Work instruction:
Repeat the entries exactly as they are written.

--- Excerpted records Enclosed Below ---

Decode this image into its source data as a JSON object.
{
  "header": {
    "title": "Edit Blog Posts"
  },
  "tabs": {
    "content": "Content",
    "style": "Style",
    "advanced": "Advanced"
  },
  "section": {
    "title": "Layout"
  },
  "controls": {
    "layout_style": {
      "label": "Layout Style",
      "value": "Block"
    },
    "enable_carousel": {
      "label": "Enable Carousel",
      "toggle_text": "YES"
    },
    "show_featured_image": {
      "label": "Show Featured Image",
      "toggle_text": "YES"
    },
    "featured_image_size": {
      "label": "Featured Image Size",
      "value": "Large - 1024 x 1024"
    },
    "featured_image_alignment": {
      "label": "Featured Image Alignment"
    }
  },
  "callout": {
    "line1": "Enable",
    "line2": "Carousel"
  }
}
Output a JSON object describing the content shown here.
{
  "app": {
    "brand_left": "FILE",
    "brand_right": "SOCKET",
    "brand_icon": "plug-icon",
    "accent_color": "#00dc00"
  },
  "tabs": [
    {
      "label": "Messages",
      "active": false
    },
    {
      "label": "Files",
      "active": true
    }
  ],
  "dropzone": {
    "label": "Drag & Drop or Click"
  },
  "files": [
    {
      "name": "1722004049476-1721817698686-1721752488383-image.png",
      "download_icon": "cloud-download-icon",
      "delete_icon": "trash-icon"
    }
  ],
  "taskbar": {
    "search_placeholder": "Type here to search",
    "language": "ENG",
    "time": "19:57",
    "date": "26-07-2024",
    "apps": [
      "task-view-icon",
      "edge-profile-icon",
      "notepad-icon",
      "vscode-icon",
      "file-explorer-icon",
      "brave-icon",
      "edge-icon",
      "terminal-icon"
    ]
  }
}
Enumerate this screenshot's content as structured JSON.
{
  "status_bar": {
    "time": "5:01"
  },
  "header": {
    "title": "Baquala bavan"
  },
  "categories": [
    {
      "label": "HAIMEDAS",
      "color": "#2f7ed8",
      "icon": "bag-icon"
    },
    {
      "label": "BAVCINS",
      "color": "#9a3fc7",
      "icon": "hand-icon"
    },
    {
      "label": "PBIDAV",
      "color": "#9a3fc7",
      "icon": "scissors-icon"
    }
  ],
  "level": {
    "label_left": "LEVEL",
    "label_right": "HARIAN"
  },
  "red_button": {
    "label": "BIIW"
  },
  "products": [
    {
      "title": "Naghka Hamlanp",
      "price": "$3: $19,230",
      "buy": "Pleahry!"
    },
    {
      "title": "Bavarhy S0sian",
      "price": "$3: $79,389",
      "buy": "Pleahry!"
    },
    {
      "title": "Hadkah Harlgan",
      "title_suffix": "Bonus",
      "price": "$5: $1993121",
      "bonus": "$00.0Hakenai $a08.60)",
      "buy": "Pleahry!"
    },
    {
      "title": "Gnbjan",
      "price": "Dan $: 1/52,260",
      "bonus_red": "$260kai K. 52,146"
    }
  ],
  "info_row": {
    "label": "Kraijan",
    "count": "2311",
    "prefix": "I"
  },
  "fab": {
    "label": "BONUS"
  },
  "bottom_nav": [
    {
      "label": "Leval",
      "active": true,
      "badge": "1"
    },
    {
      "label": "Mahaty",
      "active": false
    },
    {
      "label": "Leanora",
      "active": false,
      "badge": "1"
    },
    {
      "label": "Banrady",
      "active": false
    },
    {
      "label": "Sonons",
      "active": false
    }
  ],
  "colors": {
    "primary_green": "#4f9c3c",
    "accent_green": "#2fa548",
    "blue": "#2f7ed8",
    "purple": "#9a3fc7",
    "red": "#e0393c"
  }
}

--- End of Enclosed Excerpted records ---

Worked solution:
Decode this image into its source data as a JSON object.
{
  "header": {
    "title": "Edit Blog Posts"
  },
  "tabs": {
    "content": "Content",
    "style": "Style",
    "advanced": "Advanced"
  },
  "section": {
    "title": "Layout"
  },
  "controls": {
    "layout_style": {
      "label": "Layout Style",
      "value": "Block"
    },
    "enable_carousel": {
      "label": "Enable Carousel",
      "toggle_text": "YES"
    },
    "show_featured_image": {
      "label": "Show Featured Image",
      "toggle_text": "YES"
    },
    "featured_image_size": {
      "label": "Featured Image Size",
      "value": "Large - 1024 x 1024"
    },
    "featured_image_alignment": {
      "label": "Featured Image Alignment"
    }
  },
  "callout": {
    "line1": "Enable",
    "line2": "Carousel"
  }
}
Output a JSON object describing the content shown here.
{
  "app": {
    "brand_left": "FILE",
    "brand_right": "SOCKET",
    "brand_icon": "plug-icon",
    "accent_color": "#00dc00"
  },
  "tabs": [
    {
      "label": "Messages",
      "active": false
    },
    {
      "label": "Files",
      "active": true
    }
  ],
  "dropzone": {
    "label": "Drag & Drop or Click"
  },
  "files": [
    {
      "name": "1722004049476-1721817698686-1721752488383-image.png",
      "download_icon": "cloud-download-icon",
      "delete_icon": "trash-icon"
    }
  ],
  "taskbar": {
    "search_placeholder": "Type here to search",
    "language": "ENG",
    "time": "19:57",
    "date": "26-07-2024",
    "apps": [
      "task-view-icon",
      "edge-profile-icon",
      "notepad-icon",
      "vscode-icon",
      "file-explorer-icon",
      "brave-icon",
      "edge-icon",
      "terminal-icon"
    ]
  }
}
Enumerate this screenshot's content as structured JSON.
{
  "status_bar": {
    "time": "5:01"
  },
  "header": {
    "title": "Baquala bavan"
  },
  "categories": [
    {
      "label": "HAIMEDAS",
      "color": "#2f7ed8",
      "icon": "bag-icon"
    },
    {
      "label": "BAVCINS",
      "color": "#9a3fc7",
      "icon": "hand-icon"
    },
    {
      "label": "PBIDAV",
      "color": "#9a3fc7",
      "icon": "scissors-icon"
    }
  ],
  "level": {
    "label_left": "LEVEL",
    "label_right": "HARIAN"
  },
  "red_button": {
    "label": "BIIW"
  },
  "products": [
    {
      "title": "Naghka Hamlanp",
      "price": "$3: $19,230",
      "buy": "Pleahry!"
    },
    {
      "title": "Bavarhy S0sian",
      "price": "$3: $79,389",
      "buy": "Pleahry!"
    },
    {
      "title": "Hadkah Harlgan",
      "title_suffix": "Bonus",
      "price": "$5: $1993121",
      "bonus": "$00.0Hakenai $a08.60)",
      "buy": "Pleahry!"
    },
    {
      "title": "Gnbjan",
      "price": "Dan $: 1/52,260",
      "bonus_red": "$260kai K. 52,146"
    }
  ],
  "info_row": {
    "label": "Kraijan",
    "count": "2311",
    "prefix": "I"
  },
  "fab": {
    "label": "BONUS"
  },
  "bottom_nav": [
    {
      "label": "Leval",
      "active": true,
      "badge": "1"
    },
    {
      "label": "Mahaty",
      "active": false
    },
    {
      "label": "Leanora",
      "active": false,
      "badge": "1"
    },
    {
      "label": "Banrady",
      "active": false
    },
    {
      "label": "Sonons",
      "active": false
    }
  ],
  "colors": {
    "primary_green": "#4f9c3c",
    "accent_green": "#2fa548",
    "blue": "#2f7ed8",
    "purple": "#9a3fc7",
    "red": "#e0393c"
  }
}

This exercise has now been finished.